The Federal Election Commission has been working to make the data from their campaign finance disclosures more accessible. For fun, I downloaded the file containing individual contributions to the presidential campaigns from Virginia and put together a quick table.
Presidential Campaign Contributions from Virginia, January 2011 through January 2012
|Roemer, Charles E. ‘Buddy’ III
|Johnson, Gary Earl
|McCotter, Thaddeus G
|Downloaded from http://www.fec.gov/disclosurep/Pnational.do
The Bureau of Labor Statistics release of 2011 annual averages of regional and state unemployment shows continued good economic news for both the nation and Virginia.
- Nationwide, unemployment rates dropped by 0.7% between 2010 and 2011. Virginia saw a similar decline.
- Virginia’s 2011 unemployment rate (6.2%) was much lower than the national average (8.9%).
- Nearly two-thirds (64.7%) of Virginia’s population is working, compared to a national employment-population rate of 58.4%. In fact, Virginia was the only state to significantly increase its employment-population ratio between 2010 and 2011.

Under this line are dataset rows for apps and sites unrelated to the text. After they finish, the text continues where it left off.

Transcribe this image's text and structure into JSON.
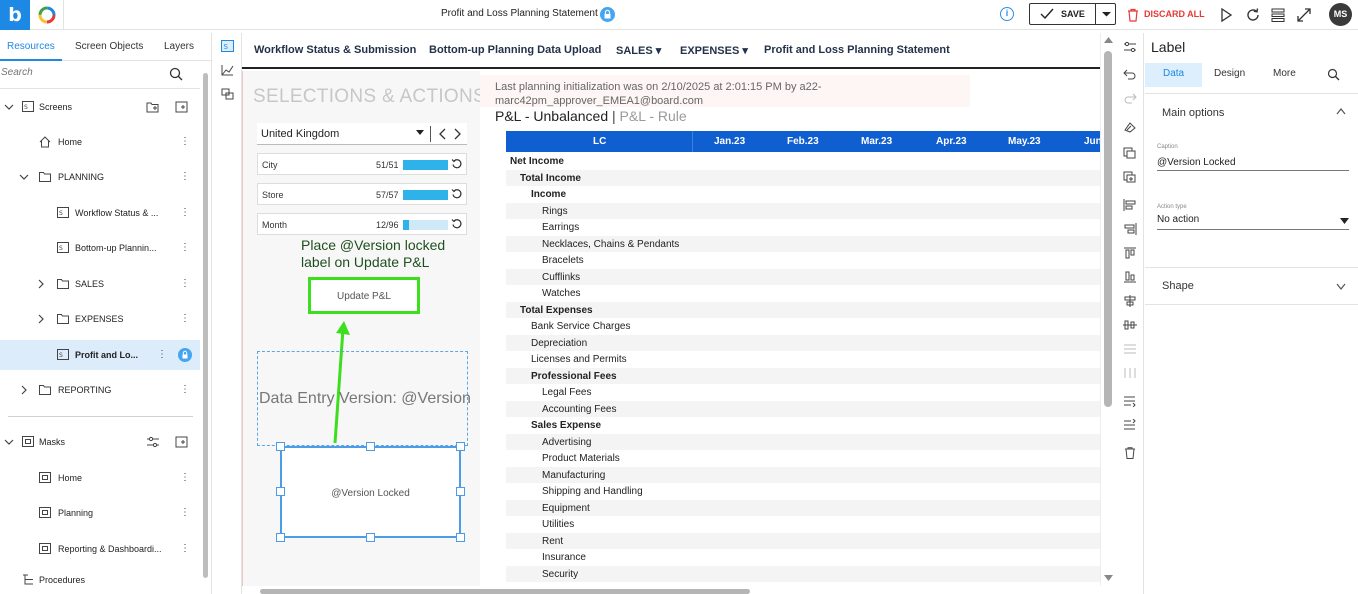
{
  "app": {
    "title": "Profit and Loss Planning Statement",
    "info_glyph": "i",
    "save_label": "SAVE",
    "discard_label": "DISCARD ALL",
    "user_initials": "MS",
    "logo_letter": "b"
  },
  "left_panel": {
    "tabs": [
      "Resources",
      "Screen Objects",
      "Layers"
    ],
    "active_tab": "Resources",
    "search_placeholder": "Search",
    "tree": [
      {
        "label": "Screens",
        "kind": "section"
      },
      {
        "label": "Home",
        "kind": "page"
      },
      {
        "label": "PLANNING",
        "kind": "folder"
      },
      {
        "label": "Workflow Status & ...",
        "kind": "screen"
      },
      {
        "label": "Bottom-up Plannin...",
        "kind": "screen"
      },
      {
        "label": "SALES",
        "kind": "folder"
      },
      {
        "label": "EXPENSES",
        "kind": "folder"
      },
      {
        "label": "Profit and Lo...",
        "kind": "screen",
        "selected": true
      },
      {
        "label": "REPORTING",
        "kind": "folder"
      },
      {
        "label": "Masks",
        "kind": "section"
      },
      {
        "label": "Home",
        "kind": "mask"
      },
      {
        "label": "Planning",
        "kind": "mask"
      },
      {
        "label": "Reporting & Dashboardi...",
        "kind": "mask"
      },
      {
        "label": "Procedures",
        "kind": "section"
      }
    ]
  },
  "navbar": {
    "items": [
      {
        "label": "Workflow Status & Submission"
      },
      {
        "label": "Bottom-up Planning Data Upload"
      },
      {
        "label": "SALES ▾"
      },
      {
        "label": "EXPENSES ▾"
      },
      {
        "label": "Profit and Loss Planning Statement"
      }
    ]
  },
  "canvas": {
    "selections_title": "SELECTIONS & ACTIONS",
    "country": "United Kingdom",
    "filters": [
      {
        "name": "City",
        "count": "51/51",
        "fill": 1.0
      },
      {
        "name": "Store",
        "count": "57/57",
        "fill": 1.0
      },
      {
        "name": "Month",
        "count": "12/96",
        "fill": 0.125
      }
    ],
    "annotation_line1": "Place @Version locked",
    "annotation_line2": "label on Update P&L",
    "update_button": "Update P&L",
    "data_entry_label": "Data Entry Version: @Version",
    "locked_label": "@Version Locked",
    "init_line1": "Last planning initialization was on 2/10/2025 at 2:01:15 PM by a22-",
    "init_line2": "marc42pm_approver_EMEA1@board.com",
    "pl_title_a": "P&L - Unbalanced",
    "pl_title_sep": "|",
    "pl_title_b": "P&L - Rule",
    "grid_headers": [
      "LC",
      "Jan.23",
      "Feb.23",
      "Mar.23",
      "Apr.23",
      "May.23",
      "Jun"
    ],
    "rows": [
      {
        "label": "Net Income",
        "level": 0,
        "bold": true
      },
      {
        "label": "Total Income",
        "level": 1,
        "bold": true
      },
      {
        "label": "Income",
        "level": 2,
        "bold": true
      },
      {
        "label": "Rings",
        "level": 3,
        "bold": false
      },
      {
        "label": "Earrings",
        "level": 3,
        "bold": false
      },
      {
        "label": "Necklaces, Chains & Pendants",
        "level": 3,
        "bold": false
      },
      {
        "label": "Bracelets",
        "level": 3,
        "bold": false
      },
      {
        "label": "Cufflinks",
        "level": 3,
        "bold": false
      },
      {
        "label": "Watches",
        "level": 3,
        "bold": false
      },
      {
        "label": "Total Expenses",
        "level": 1,
        "bold": true
      },
      {
        "label": "Bank Service Charges",
        "level": 2,
        "bold": false
      },
      {
        "label": "Depreciation",
        "level": 2,
        "bold": false
      },
      {
        "label": "Licenses and Permits",
        "level": 2,
        "bold": false
      },
      {
        "label": "Professional Fees",
        "level": 2,
        "bold": true
      },
      {
        "label": "Legal Fees",
        "level": 3,
        "bold": false
      },
      {
        "label": "Accounting Fees",
        "level": 3,
        "bold": false
      },
      {
        "label": "Sales Expense",
        "level": 2,
        "bold": true
      },
      {
        "label": "Advertising",
        "level": 3,
        "bold": false
      },
      {
        "label": "Product Materials",
        "level": 3,
        "bold": false
      },
      {
        "label": "Manufacturing",
        "level": 3,
        "bold": false
      },
      {
        "label": "Shipping and Handling",
        "level": 3,
        "bold": false
      },
      {
        "label": "Equipment",
        "level": 3,
        "bold": false
      },
      {
        "label": "Utilities",
        "level": 3,
        "bold": false
      },
      {
        "label": "Rent",
        "level": 3,
        "bold": false
      },
      {
        "label": "Insurance",
        "level": 3,
        "bold": false
      },
      {
        "label": "Security",
        "level": 3,
        "bold": false
      }
    ]
  },
  "properties": {
    "title": "Label",
    "tabs": [
      "Data",
      "Design",
      "More"
    ],
    "active_tab": "Data",
    "main_options": "Main options",
    "caption_label": "Caption",
    "caption_value": "@Version Locked",
    "action_label": "Action type",
    "action_value": "No action",
    "shape_section": "Shape"
  },
  "colors": {
    "accent": "#1e88e5",
    "grid_header": "#0f5fd0",
    "annotation_green": "#3dde1e",
    "discard_red": "#e53935"
  }
}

Compared to its neighbors in the South Atlantic region, such as Maryland and North Carolina, Virginia had the lowest unemployment rate and highest employment/population ratio in 2011. High employment may be one driver of Virginia’s low overall poverty rate.
The latest Quinnipiac poll of Virginia’s registered voters shows President Obama making headway against the likely Republican nominee Mitt Romney. Forty-seven percent favor the President over Romney (43%) in a hypothetical match-up; a marked improvement since late last year when polls favored Romney by slim margins.
|Quinnipiac Poll of Virginia Registered Voters:
If the election for President were being held today, and the candidates were Barack Obama the Democrat and Mitt Romney the Republican, for whom would you vote?
A recent article in the January 23, 2012 issue of National Review drew some interesting conclusions from a research paper by Casey B. Mulligan, a University of Chicago economist, about the growth of the social safety net during the ongoing Recession. The interesting part, though, was not in the conclusions themselves, but in how the author of the article misused the data to get there.
In his write-up, Hassett states that spending on social programs “increased not only due to the recession, but because the eligibility requirements for most programs were expanded, and their benefits increased. Spending per person has gone up, not just total spending.” This much is true. But throughout the remainder of the article, Hassett carefully bends his words and the data to mislead the reader and conclude that staying home and collecting a government check has never been so attractive.
Demography is destiny – or so, reputedly, said French philosopher and founder of sociology, Auguste Comte. While the assertion is, perhaps, too strong, demography can help us understand changes in economies, cultures, and politics. This is why we, research professionals at the University of Virginia Weldon Cooper Center for Public Service, are pleased to offer our new blog: Stat Chat.